Are There Any Risks to Feeding Fish to My Chickens?

Unfortunately, there are some risks associated with giving fish to your chickens, but luckily these can mostly be avoided by choosing your fish carefully and feeding it in moderation. In fact, the most common problems with feeding fish to chickens arise from overfeeding, or overfeeding certain types of fish according to Chickens are naturally omnivores, and they thrive on a diet with a lot of variety in it, including different sources of protein. However, having too much protein can result in an unbalanced diet and negative health consequences for your birds. These can include obesity and even kidney problems. Feeding too much fish to your birds can also have a negative impact on the eggs your hens lay. Overfeeding fish can result in fishy tasting eggs. To avoid this, use fish as a treat, not a staple, and don’t feed it more than once a week. You should also avoid particularly protein-rich species, like yellowtail, snapper, and anchovies. Another risk of feeding too much fish to your chickens is that some fish have an especially high fat content, which can have a negative long-term effect on your chickens’ health. Like humans, chickens who have too much fat in their diets can become obese or develop heart problems. Avoid feeding species that are particularly high in fat, like salmon, king mackerel, and eel. The final risk to consider when feeding fish to your flock is one that you’re likely familiar with, as it’s also a risk of seafood consumption for humans: mercury. Without getting too technical about it, human industrial activity has greatly increased the levels of mercury in the atmosphere, much of which then falls into the ocean as rain or snow. In this form, and in the atmosphere, the mercury is actually harmless, but bacteria in the ocean convert it to methylmercury, the highly toxic form we’re told to avoid in fish. This dangerous methylmercury is most concentrated in fish at the top of the food chain, like sharks, swordfish, and tuna. While consumption of these fish in small amounts is fine for most people, avoid them entirely when feeding your chickens. Because of differences in the ways chickens digest their food, as well as their smaller size, they are much less well equipped than we are to process this mercury, and even small amounts can be harmful to their health. To offer a short answer to the question at the top of this article: yes, your chickens absolutely can eat fish! You’ll need to take some precautions in which kinds of fish you offer and how you prepare it, and also be sure not to offer fish too often – no more than once a week. Within these boundaries, though, fish is a great addition to their diet that your birds are sure to love.
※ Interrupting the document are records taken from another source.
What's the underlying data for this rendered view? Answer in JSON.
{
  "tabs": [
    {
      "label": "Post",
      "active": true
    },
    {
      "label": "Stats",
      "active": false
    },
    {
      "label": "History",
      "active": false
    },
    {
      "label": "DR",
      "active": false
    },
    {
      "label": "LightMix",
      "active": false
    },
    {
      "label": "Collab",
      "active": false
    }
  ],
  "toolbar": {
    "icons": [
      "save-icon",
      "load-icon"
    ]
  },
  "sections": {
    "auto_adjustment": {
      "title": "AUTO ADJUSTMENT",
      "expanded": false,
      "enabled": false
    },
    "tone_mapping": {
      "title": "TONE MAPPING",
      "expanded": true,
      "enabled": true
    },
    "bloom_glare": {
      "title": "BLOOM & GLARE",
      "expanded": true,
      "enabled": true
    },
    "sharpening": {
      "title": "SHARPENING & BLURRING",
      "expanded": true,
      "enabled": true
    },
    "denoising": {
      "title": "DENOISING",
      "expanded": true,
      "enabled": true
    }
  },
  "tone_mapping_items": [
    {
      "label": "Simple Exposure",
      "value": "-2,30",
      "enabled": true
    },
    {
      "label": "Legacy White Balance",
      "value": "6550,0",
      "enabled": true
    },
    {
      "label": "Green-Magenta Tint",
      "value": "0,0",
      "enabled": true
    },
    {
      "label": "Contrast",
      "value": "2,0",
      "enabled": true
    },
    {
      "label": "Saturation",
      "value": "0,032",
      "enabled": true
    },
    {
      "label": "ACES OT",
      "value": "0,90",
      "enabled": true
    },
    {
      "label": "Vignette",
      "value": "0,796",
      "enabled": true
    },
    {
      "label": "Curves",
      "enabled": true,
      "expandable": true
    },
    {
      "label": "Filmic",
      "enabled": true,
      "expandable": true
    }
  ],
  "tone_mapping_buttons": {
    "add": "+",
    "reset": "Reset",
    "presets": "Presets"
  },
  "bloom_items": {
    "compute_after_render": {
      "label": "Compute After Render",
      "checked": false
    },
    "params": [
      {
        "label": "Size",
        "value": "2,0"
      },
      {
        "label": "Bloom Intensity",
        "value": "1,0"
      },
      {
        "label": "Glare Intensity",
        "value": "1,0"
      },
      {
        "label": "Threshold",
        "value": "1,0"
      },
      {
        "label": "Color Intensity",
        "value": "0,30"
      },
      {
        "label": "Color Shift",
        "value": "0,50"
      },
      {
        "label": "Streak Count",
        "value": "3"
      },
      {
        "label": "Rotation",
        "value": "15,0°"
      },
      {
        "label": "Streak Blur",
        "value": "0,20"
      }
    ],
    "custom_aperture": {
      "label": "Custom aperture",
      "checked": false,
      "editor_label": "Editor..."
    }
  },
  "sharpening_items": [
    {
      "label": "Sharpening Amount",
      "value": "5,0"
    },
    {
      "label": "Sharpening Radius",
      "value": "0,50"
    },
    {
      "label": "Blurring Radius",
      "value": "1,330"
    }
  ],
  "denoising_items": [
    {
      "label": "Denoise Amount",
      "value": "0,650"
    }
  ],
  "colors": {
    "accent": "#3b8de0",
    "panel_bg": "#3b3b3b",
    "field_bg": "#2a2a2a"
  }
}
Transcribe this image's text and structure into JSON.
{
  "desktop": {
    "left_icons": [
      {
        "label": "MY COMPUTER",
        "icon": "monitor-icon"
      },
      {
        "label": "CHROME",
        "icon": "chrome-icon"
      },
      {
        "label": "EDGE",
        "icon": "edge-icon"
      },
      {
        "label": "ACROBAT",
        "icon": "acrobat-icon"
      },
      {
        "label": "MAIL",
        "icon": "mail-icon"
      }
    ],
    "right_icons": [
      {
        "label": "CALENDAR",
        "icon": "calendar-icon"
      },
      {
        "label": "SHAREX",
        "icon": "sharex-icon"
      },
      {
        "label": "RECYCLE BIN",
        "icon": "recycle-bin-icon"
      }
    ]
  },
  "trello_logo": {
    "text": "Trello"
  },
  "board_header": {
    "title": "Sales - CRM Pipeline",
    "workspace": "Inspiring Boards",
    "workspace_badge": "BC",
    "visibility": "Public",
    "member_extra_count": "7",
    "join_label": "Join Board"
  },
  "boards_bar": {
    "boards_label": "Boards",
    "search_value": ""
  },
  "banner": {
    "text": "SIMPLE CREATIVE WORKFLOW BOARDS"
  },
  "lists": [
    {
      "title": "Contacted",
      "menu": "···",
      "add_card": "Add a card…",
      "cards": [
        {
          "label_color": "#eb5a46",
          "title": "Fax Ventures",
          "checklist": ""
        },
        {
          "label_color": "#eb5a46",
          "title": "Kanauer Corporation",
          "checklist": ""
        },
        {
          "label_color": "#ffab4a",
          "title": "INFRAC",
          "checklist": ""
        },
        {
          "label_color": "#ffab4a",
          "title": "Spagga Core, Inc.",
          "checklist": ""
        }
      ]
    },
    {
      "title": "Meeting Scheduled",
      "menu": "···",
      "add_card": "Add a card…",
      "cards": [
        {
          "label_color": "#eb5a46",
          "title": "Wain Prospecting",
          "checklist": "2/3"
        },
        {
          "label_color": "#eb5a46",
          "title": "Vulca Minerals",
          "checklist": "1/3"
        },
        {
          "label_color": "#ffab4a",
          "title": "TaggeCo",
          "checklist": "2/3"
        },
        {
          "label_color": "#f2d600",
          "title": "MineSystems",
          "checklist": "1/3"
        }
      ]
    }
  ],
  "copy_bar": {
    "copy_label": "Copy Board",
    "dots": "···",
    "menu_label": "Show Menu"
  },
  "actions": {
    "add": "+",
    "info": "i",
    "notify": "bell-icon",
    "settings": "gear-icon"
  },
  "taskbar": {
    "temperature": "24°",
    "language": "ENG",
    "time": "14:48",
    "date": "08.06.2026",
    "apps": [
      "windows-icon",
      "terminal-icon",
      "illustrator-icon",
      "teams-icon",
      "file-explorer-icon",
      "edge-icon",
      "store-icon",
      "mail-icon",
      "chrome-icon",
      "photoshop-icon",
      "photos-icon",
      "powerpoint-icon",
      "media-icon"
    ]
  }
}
Chris Lesley

Chris has been raising backyard chickens for over 20 years. She has a flock of 11 chickens and is currently teaching people all around the world how to care for healthy chickens.